- [Records excerpted from a collection]:
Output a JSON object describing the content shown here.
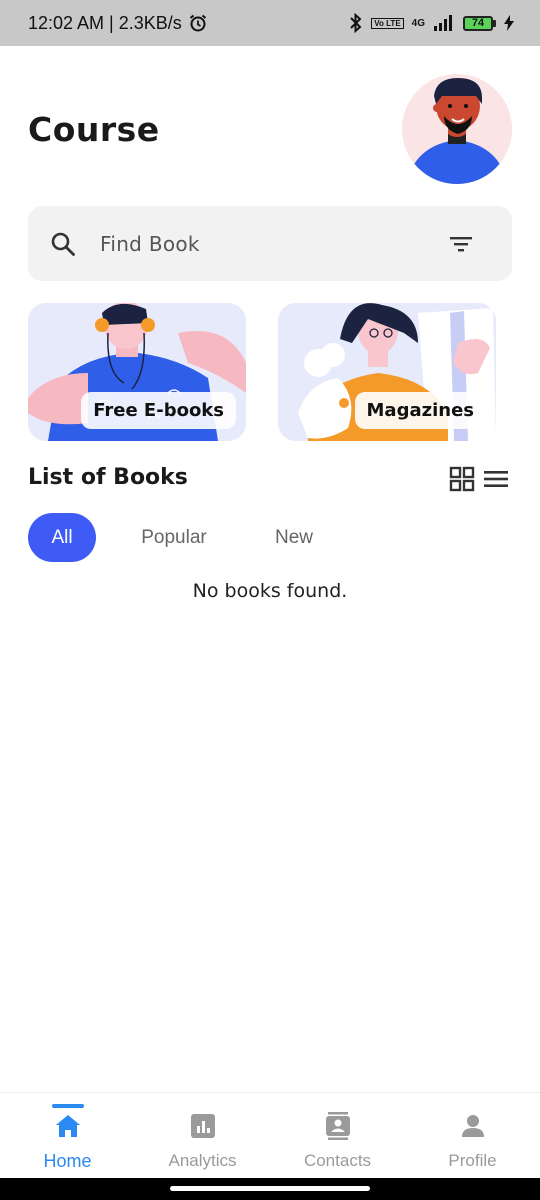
{
  "status": {
    "time_speed": "12:02 AM | 2.3KB/s",
    "network": "4G",
    "volte": "Vo LTE",
    "battery": "74"
  },
  "header": {
    "title": "Course"
  },
  "search": {
    "placeholder": "Find Book"
  },
  "categories": [
    {
      "label": "Free E-books"
    },
    {
      "label": "Magazines"
    }
  ],
  "books": {
    "title": "List of Books",
    "filters": [
      "All",
      "Popular",
      "New"
    ],
    "selected_filter": "All",
    "empty_message": "No books found."
  },
  "nav": {
    "items": [
      {
        "label": "Home",
        "icon": "home-icon",
        "active": true
      },
      {
        "label": "Analytics",
        "icon": "analytics-icon",
        "active": false
      },
      {
        "label": "Contacts",
        "icon": "contacts-icon",
        "active": false
      },
      {
        "label": "Profile",
        "icon": "profile-icon",
        "active": false
      }
    ]
  },
  "colors": {
    "accent": "#3f5bf6",
    "nav_active": "#2a8af1",
    "card_bg": "#e7eafb"
  }
}
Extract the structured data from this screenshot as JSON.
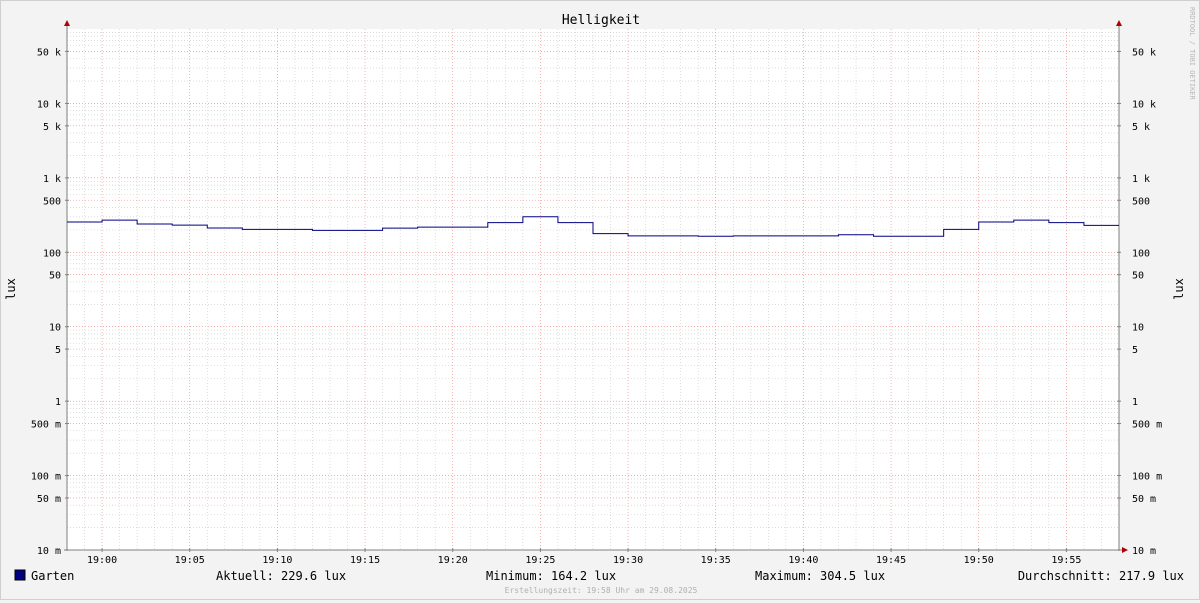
{
  "chart_data": {
    "type": "line",
    "title": "Helligkeit",
    "ylabel_left": "lux",
    "ylabel_right": "lux",
    "y_scale": "log",
    "ylim": [
      0.01,
      100000
    ],
    "y_ticks": [
      {
        "value": 50000,
        "label": "50 k"
      },
      {
        "value": 10000,
        "label": "10 k"
      },
      {
        "value": 5000,
        "label": "5 k"
      },
      {
        "value": 1000,
        "label": "1 k"
      },
      {
        "value": 500,
        "label": "500"
      },
      {
        "value": 100,
        "label": "100"
      },
      {
        "value": 50,
        "label": "50"
      },
      {
        "value": 10,
        "label": "10"
      },
      {
        "value": 5,
        "label": "5"
      },
      {
        "value": 1,
        "label": "1"
      },
      {
        "value": 0.5,
        "label": "500 m"
      },
      {
        "value": 0.1,
        "label": "100 m"
      },
      {
        "value": 0.05,
        "label": "50 m"
      },
      {
        "value": 0.01,
        "label": "10 m"
      }
    ],
    "x_ticks": [
      "19:00",
      "19:05",
      "19:10",
      "19:15",
      "19:20",
      "19:25",
      "19:30",
      "19:35",
      "19:40",
      "19:45",
      "19:50",
      "19:55"
    ],
    "xlim": [
      "18:58",
      "19:58"
    ],
    "grid": true,
    "series": [
      {
        "name": "Garten",
        "color": "#000080",
        "step": true,
        "x": [
          "18:58",
          "19:00",
          "19:02",
          "19:04",
          "19:06",
          "19:08",
          "19:10",
          "19:12",
          "19:14",
          "19:16",
          "19:18",
          "19:20",
          "19:22",
          "19:24",
          "19:26",
          "19:28",
          "19:30",
          "19:32",
          "19:34",
          "19:36",
          "19:38",
          "19:40",
          "19:42",
          "19:44",
          "19:46",
          "19:48",
          "19:50",
          "19:52",
          "19:54",
          "19:56"
        ],
        "values": [
          255,
          270,
          240,
          232,
          212,
          203,
          203,
          197,
          197,
          211,
          218,
          218,
          250,
          300,
          250,
          178,
          166,
          166,
          164,
          166,
          166,
          166,
          172,
          164,
          164,
          203,
          255,
          270,
          250,
          230
        ]
      }
    ]
  },
  "legend": {
    "series_name": "Garten",
    "series_color": "#000080",
    "aktuell": "Aktuell: 229.6 lux",
    "minimum": "Minimum: 164.2 lux",
    "maximum": "Maximum: 304.5 lux",
    "durchschnitt": "Durchschnitt: 217.9 lux"
  },
  "footer": "Erstellungszeit: 19:58 Uhr am 29.08.2025",
  "watermark": "RRDTOOL / TOBI OETIKER",
  "colors": {
    "axis": "#7f7f7f",
    "arrow": "#b00000",
    "major_grid": "#f08080",
    "minor_grid": "#c8c8c8"
  }
}
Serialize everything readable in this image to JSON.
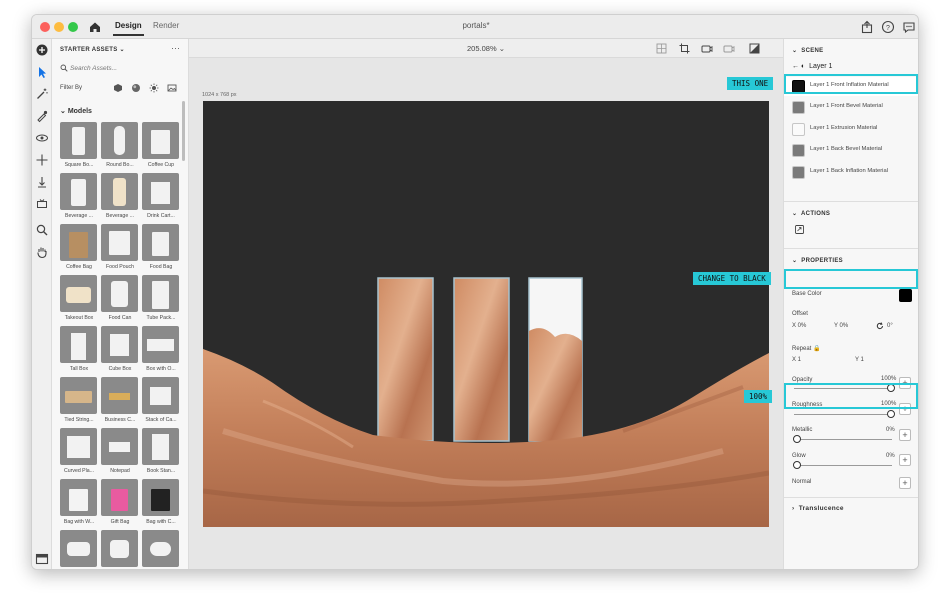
{
  "titlebar": {
    "tab_design": "Design",
    "tab_render": "Render",
    "document_title": "portals*"
  },
  "assets": {
    "title": "STARTER ASSETS ⌄",
    "more": "···",
    "search_placeholder": "Search Assets...",
    "filter_label": "Filter By",
    "models_heading": "Models",
    "items": [
      "Square Bo...",
      "Round Bo...",
      "Coffee Cup",
      "Beverage ...",
      "Beverage ...",
      "Drink Cart...",
      "Coffee Bag",
      "Food Pouch",
      "Food Bag",
      "Takeout Box",
      "Food Can",
      "Tube Pack...",
      "Tall Box",
      "Cube Box",
      "Box with O...",
      "Tied String...",
      "Business C...",
      "Stack of Ca...",
      "Curved Pla...",
      "Notepad",
      "Book Stan...",
      "Bag with W...",
      "Gift Bag",
      "Bag with C...",
      "Small Jar...",
      "Twist Jar",
      "Twist Cap..."
    ]
  },
  "viewport": {
    "zoom": "205.08% ⌄",
    "canvas_size": "1024 x 768 px"
  },
  "scene": {
    "heading": "SCENE",
    "layer": "Layer 1",
    "materials": [
      "Layer 1 Front Inflation Material",
      "Layer 1 Front Bevel Material",
      "Layer 1 Extrusion Material",
      "Layer 1 Back Bevel Material",
      "Layer 1 Back Inflation Material"
    ],
    "actions_heading": "ACTIONS",
    "properties_heading": "PROPERTIES",
    "base_color_label": "Base Color",
    "offset_label": "Offset",
    "offset_x": "X  0%",
    "offset_y": "Y  0%",
    "offset_rot": "0°",
    "repeat_label": "Repeat",
    "repeat_x": "X  1",
    "repeat_y": "Y  1",
    "opacity_label": "Opacity",
    "opacity_val": "100%",
    "roughness_label": "Roughness",
    "roughness_val": "100%",
    "metallic_label": "Metallic",
    "metallic_val": "0%",
    "glow_label": "Glow",
    "glow_val": "0%",
    "normal_label": "Normal",
    "translucence_label": "Translucence"
  },
  "callouts": {
    "this_one": "THIS ONE",
    "change_to_black": "CHANGE TO BLACK",
    "hundred": "100%"
  },
  "colors": {
    "accent_cyan": "#27c8d6",
    "canvas_bg": "#2b2b2b",
    "terrain": "#c98a64"
  }
}
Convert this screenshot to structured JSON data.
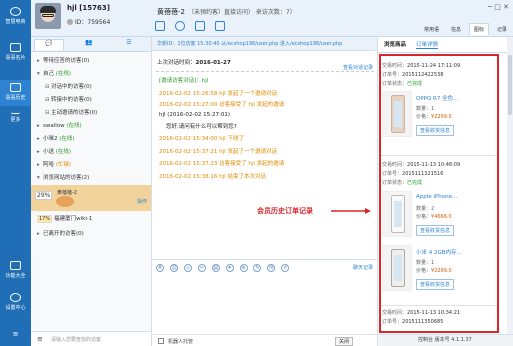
{
  "sidebar": {
    "items": [
      {
        "label": "智慧电商",
        "icon": "smart-commerce-icon"
      },
      {
        "label": "喜喜名片",
        "icon": "card-icon"
      },
      {
        "label": "喜喜历史",
        "icon": "history-icon"
      },
      {
        "label": "更多",
        "icon": "more-icon"
      },
      {
        "label": "功能大全",
        "icon": "apps-icon"
      },
      {
        "label": "设置中心",
        "icon": "settings-icon"
      }
    ]
  },
  "header": {
    "username": "hjl [15763]",
    "id_label": "ID：759564",
    "session_name": "黄蓓蓓-2",
    "session_info": "（未预约客）直接访问）  来访次数：7）",
    "right_tabs": [
      "常用语",
      "信息",
      "图标",
      "记录"
    ],
    "win_controls": "─  □  ✕"
  },
  "left_panel": {
    "tabs": [
      "对话",
      "访客",
      "排队"
    ],
    "rows": [
      {
        "text": "等待应答的访客(0)"
      },
      {
        "text": "自己 ",
        "status": "(在线)"
      },
      {
        "text": "对话中的访客(0)",
        "sub": true
      },
      {
        "text": "转接中的访客(0)",
        "sub": true
      },
      {
        "text": "主动邀请的访客(0)",
        "sub": true
      },
      {
        "text": "swallow ",
        "status": "(在线)"
      },
      {
        "text": "小咪2 ",
        "status": "(在线)"
      },
      {
        "text": "小送 ",
        "status": "(在线)"
      },
      {
        "text": "阿哈 ",
        "status": "(忙碌)",
        "busy": true
      },
      {
        "text": "浏览网站的访客(2)"
      }
    ],
    "visitor1": {
      "pct": "29%",
      "name": "黄蓓蓓-2",
      "op": "操作"
    },
    "visitor2": {
      "pct": "17%",
      "name": "福建厦门wiki-1"
    },
    "last_row": "已离开的访客(0)",
    "search_placeholder": "请输入您要查找的访客"
  },
  "chat": {
    "url": "华新ID：1位访客 15:30:40 从/ecshop198/user.php   进入/ecshop198/user.php",
    "last_visit_label": "上次对话时间：",
    "last_visit_date": "2016-01-27",
    "view_history": "查看对话记录",
    "messages": [
      {
        "text": "[邀请访客对话]：hjl",
        "style": "green"
      },
      {
        "text": "2016-02-02 15:26:58 hjl 发起了一个邀请对话",
        "style": "sys"
      },
      {
        "text": "2016-02-02 15:27:00 访客接受了 hjl 发起的邀请",
        "style": "sys"
      },
      {
        "text": "hjl (2016-02-02 15:27:01)",
        "style": "me"
      },
      {
        "text": "您好,请问有什么可以帮到您?",
        "style": "body"
      },
      {
        "text": "2016-02-02 15:34:00 hjl 下线了",
        "style": "sys"
      },
      {
        "text": "2016-02-02 15:37:21 hjl 发起了一个邀请对话",
        "style": "sys"
      },
      {
        "text": "2016-02-02 15:37:23 访客接受了 hjl 发起的邀请",
        "style": "sys"
      },
      {
        "text": "2016-02-02 15:38:16 hjl 结束了本次对话",
        "style": "sys"
      }
    ],
    "chat_record": "聊天记录",
    "robot_label": "机器人托管",
    "close_label": "关闭"
  },
  "right_panel": {
    "tab_a": "浏览商品",
    "tab_b": "订单详情",
    "orders": [
      {
        "time_label": "交易时间：",
        "time": "2015-11-24 17:11:09",
        "no_label": "订单号：",
        "no": "2015112422538",
        "status_label": "订单状态：",
        "status": "已完成"
      },
      {
        "time_label": "交易时间：",
        "time": "2015-11-13 10:48:09",
        "no_label": "订单号：",
        "no": "2015111321516",
        "status_label": "订单状态：",
        "status": "已完成"
      },
      {
        "time_label": "交易时间：",
        "time": "2015-11-13 10:34:21",
        "no_label": "订单号：",
        "no": "2015111350685",
        "status_label": "",
        "status": ""
      }
    ],
    "products": [
      {
        "name": "OPPO R7 全色...",
        "qty": "数量：1",
        "price_label": "价格：",
        "price": "¥2299.0",
        "btn": "查看收货信息"
      },
      {
        "name": "Apple iPhone...",
        "qty": "数量：2",
        "price_label": "价格：",
        "price": "¥4666.0",
        "btn": "查看收货信息"
      },
      {
        "name": "小米 4 2GB内存...",
        "qty": "数量：1",
        "price_label": "价格：",
        "price": "¥2299.0",
        "btn": "查看收货信息"
      }
    ]
  },
  "annotation": "会员历史订单记录",
  "status_bar": "控制台  版本号 4.1.1.37",
  "colors": {
    "sidebar": "#1f6eb6",
    "accent": "#2d83d1",
    "highlight": "#d7262c"
  }
}
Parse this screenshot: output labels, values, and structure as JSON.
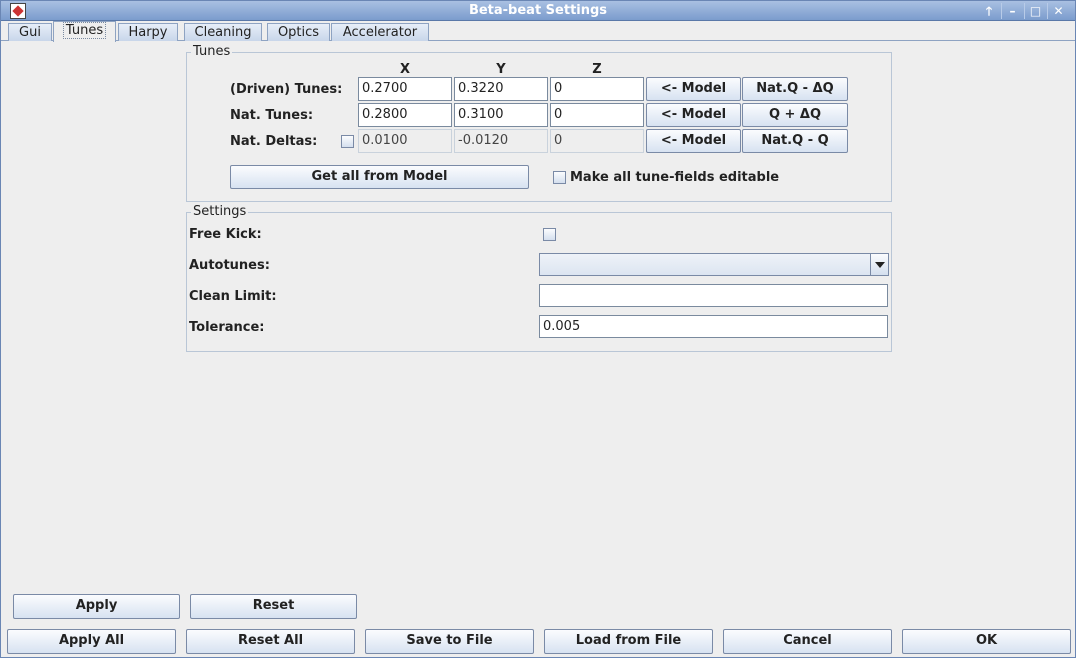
{
  "window": {
    "title": "Beta-beat Settings",
    "controls": [
      "🡑",
      "–",
      "□",
      "✕"
    ]
  },
  "tabs": [
    "Gui",
    "Tunes",
    "Harpy",
    "Cleaning",
    "Optics",
    "Accelerator"
  ],
  "active_tab": "Tunes",
  "tunes": {
    "legend": "Tunes",
    "col_x": "X",
    "col_y": "Y",
    "col_z": "Z",
    "driven_label": "(Driven) Tunes:",
    "driven_x": "0.2700",
    "driven_y": "0.3220",
    "driven_z": "0",
    "nat_label": "Nat. Tunes:",
    "nat_x": "0.2800",
    "nat_y": "0.3100",
    "nat_z": "0",
    "deltas_label": "Nat. Deltas:",
    "deltas_x": "0.0100",
    "deltas_y": "-0.0120",
    "deltas_z": "0",
    "model_btn": "<- Model",
    "row1_btn": "Nat.Q - ΔQ",
    "row2_btn": "Q + ΔQ",
    "row3_btn": "Nat.Q - Q",
    "get_all": "Get all from Model",
    "editable_label": "Make all tune-fields editable"
  },
  "settings": {
    "legend": "Settings",
    "free_kick": "Free Kick:",
    "autotunes": "Autotunes:",
    "autotunes_value": "",
    "clean_limit": "Clean Limit:",
    "clean_limit_value": "",
    "tolerance": "Tolerance:",
    "tolerance_value": "0.005"
  },
  "buttons": {
    "apply": "Apply",
    "reset": "Reset",
    "apply_all": "Apply All",
    "reset_all": "Reset All",
    "save": "Save to File",
    "load": "Load from File",
    "cancel": "Cancel",
    "ok": "OK"
  }
}
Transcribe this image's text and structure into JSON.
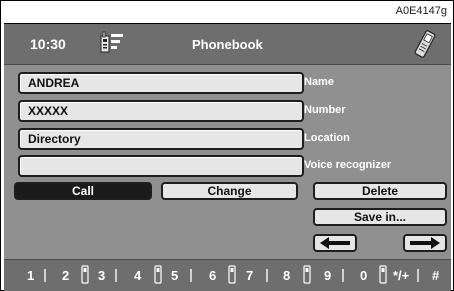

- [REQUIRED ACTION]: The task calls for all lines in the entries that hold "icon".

- [ANSWER TO THIS EXERCISE]:
        "icon": "home-icon",
        "icon": "analytics-icon",
        "icon": "contacts-icon",
        "icon": "profile-icon",
        "icon": "smart-commerce-icon"
        "icon": "card-icon"
        "icon": "history-icon"
        "icon": "more-icon"
        "icon": "apps-icon"
        "icon": "settings-icon"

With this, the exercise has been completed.